The first things that likely come to mind when one thinks of ancient Egypt are: The Great Pyramids at Giza, the Great Sphinx, and the mask of the boy-king Tutankhamun. In “The Rise and Fall of Ancient Egypt,” Toby Wilkinson takes the reader beyond the spectacular monuments and dazzling works of art, and highlights the society, politics, and great human cost that made all these things possible.
As one of the world’s most renowned Egyptologists, Wilkinson is well-suited to presenting a complete, well-rounded view of ancient Egypt. One might be surprised to learn, for instance, that the relationship between Egyptian kings and their subjects was anything but sweetness and light. In fact, the pharaohs maintained their grip on power through political propaganda, an ideology of xenophobia, and brutal repression of dissent. “For the ancient Egyptians, the price of national unity, effective government, and a successful economy was authoritarian rule,” he explains.
The pyramids—constructed by forced laborers—came at a great cost too, financial and otherwise. It took ten thousand men twenty years to complete the Great Pyramid at Giza, so it’s “little wonder that its royal builder [King Khufu] gained a posthumous reputation as a megalomaniacal tyrant with scant regard for human life,” writes the author.
All in all, Wilkinson does a remarkable job of distilling three-thousand years of history, in the process redefining our one-dimensional view of ancient Egypt. It’s a work that would no doubt chagrin the pharaohs, who “from the earliest times, were adept at recording things as they wished them to be seen, not as they actually were,” he says.
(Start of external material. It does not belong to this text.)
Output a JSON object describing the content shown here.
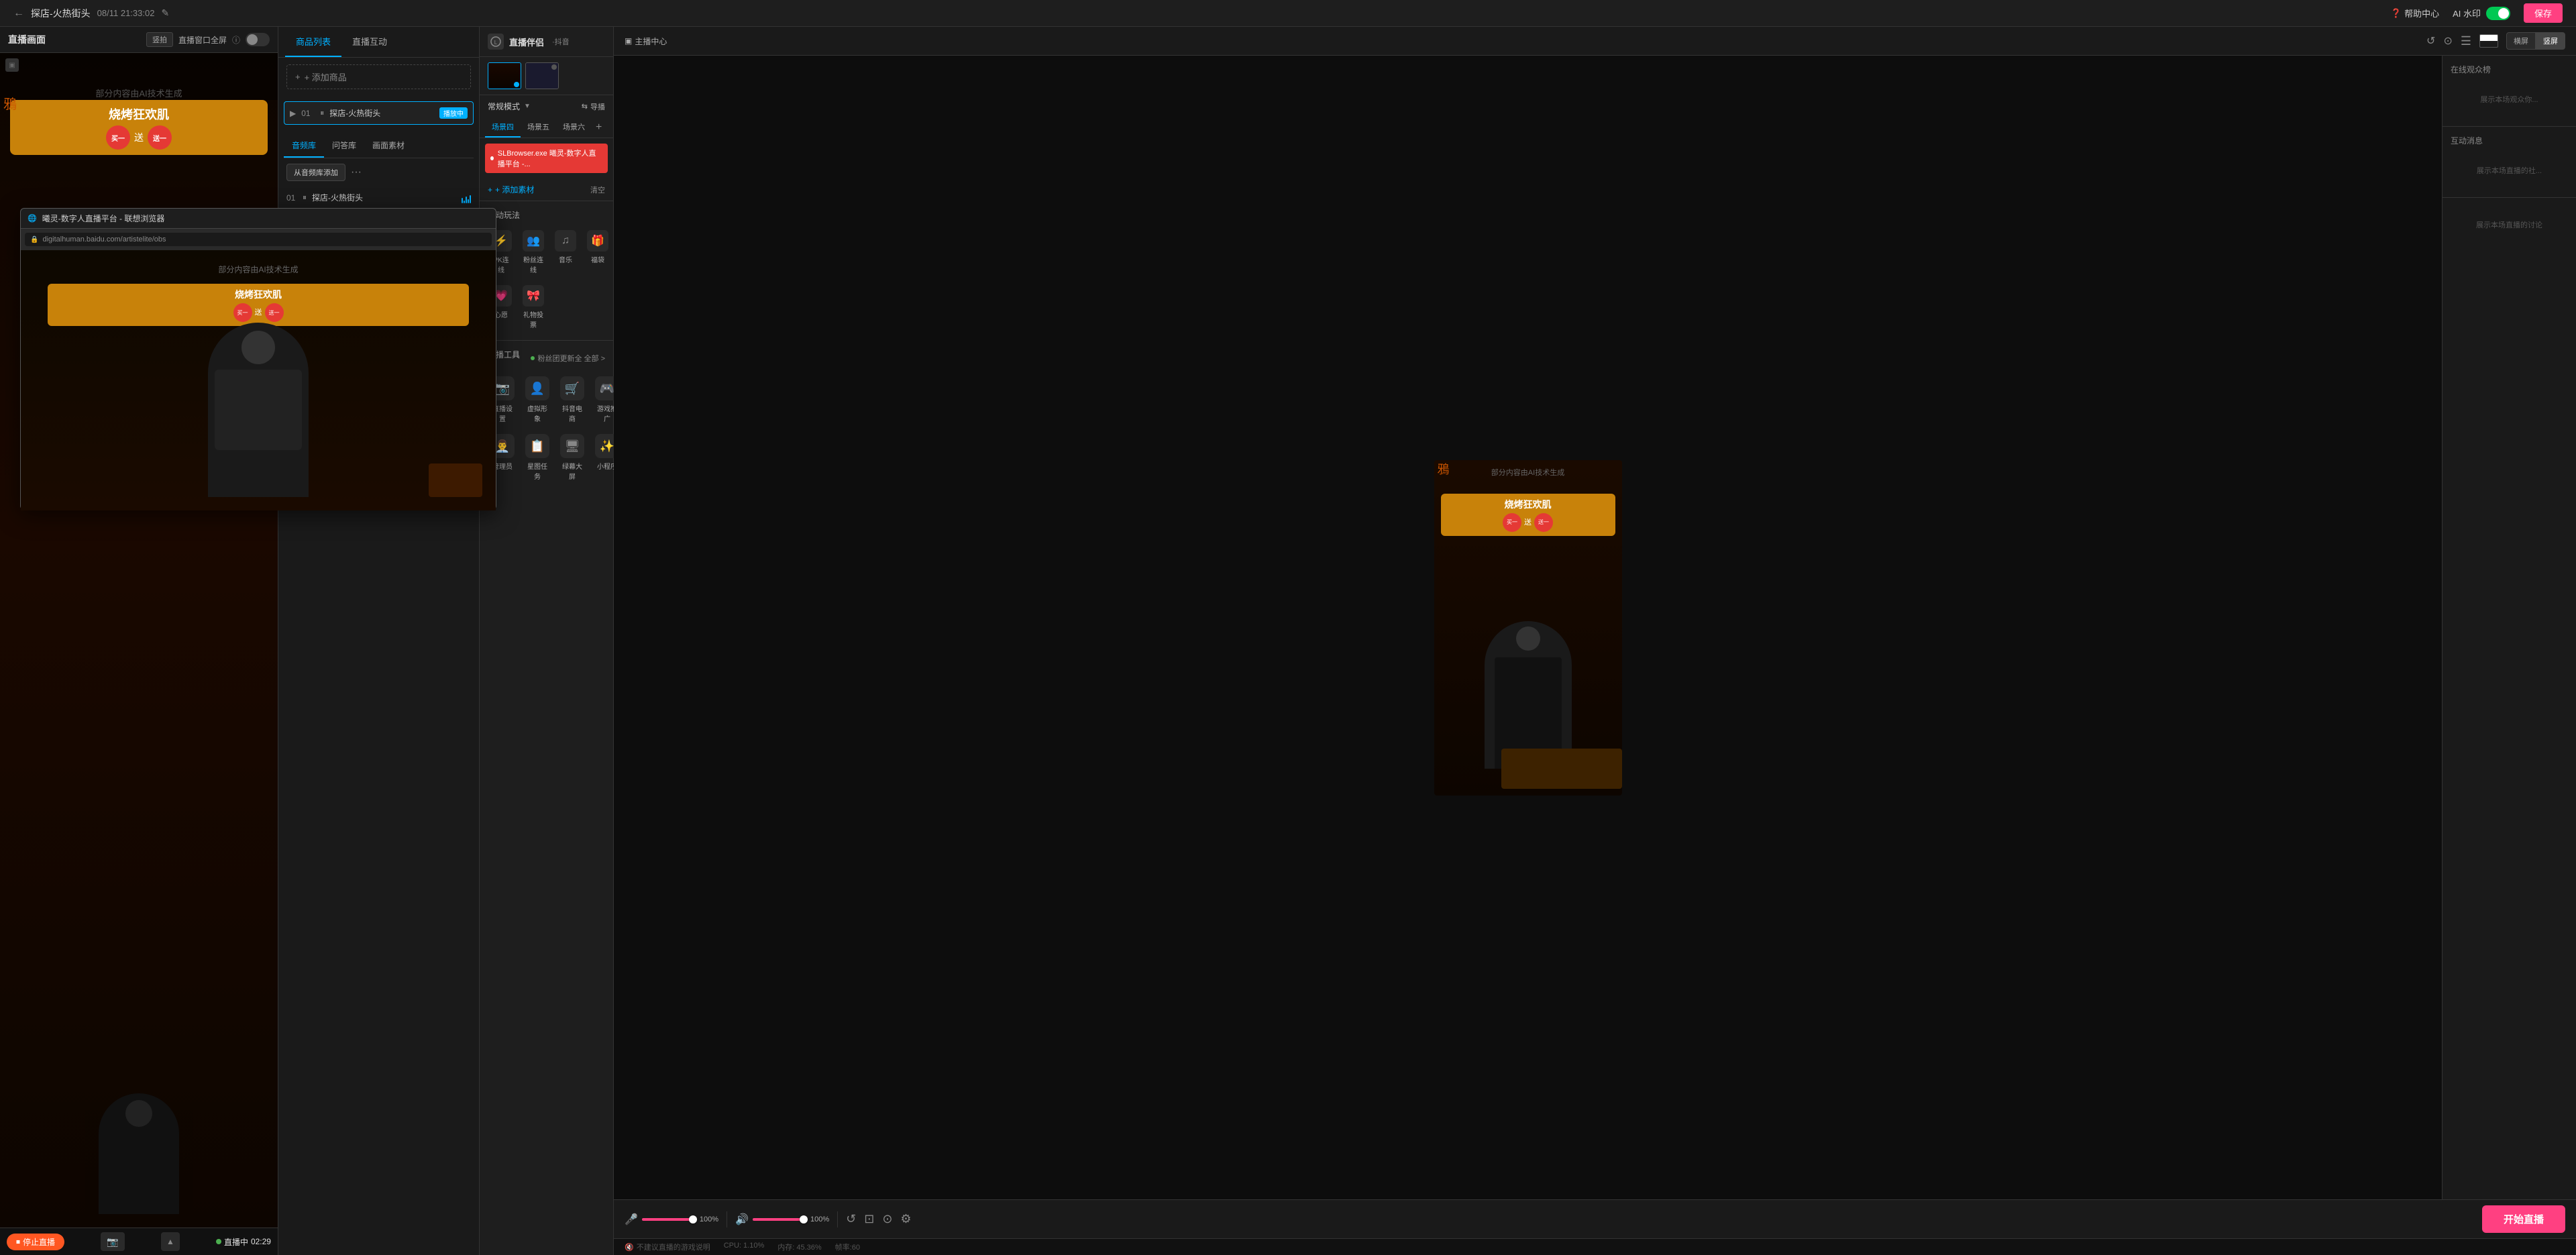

To be sure, “The Rise and Fall of Ancient Egypt” is one of the best and most impressive books of 2011.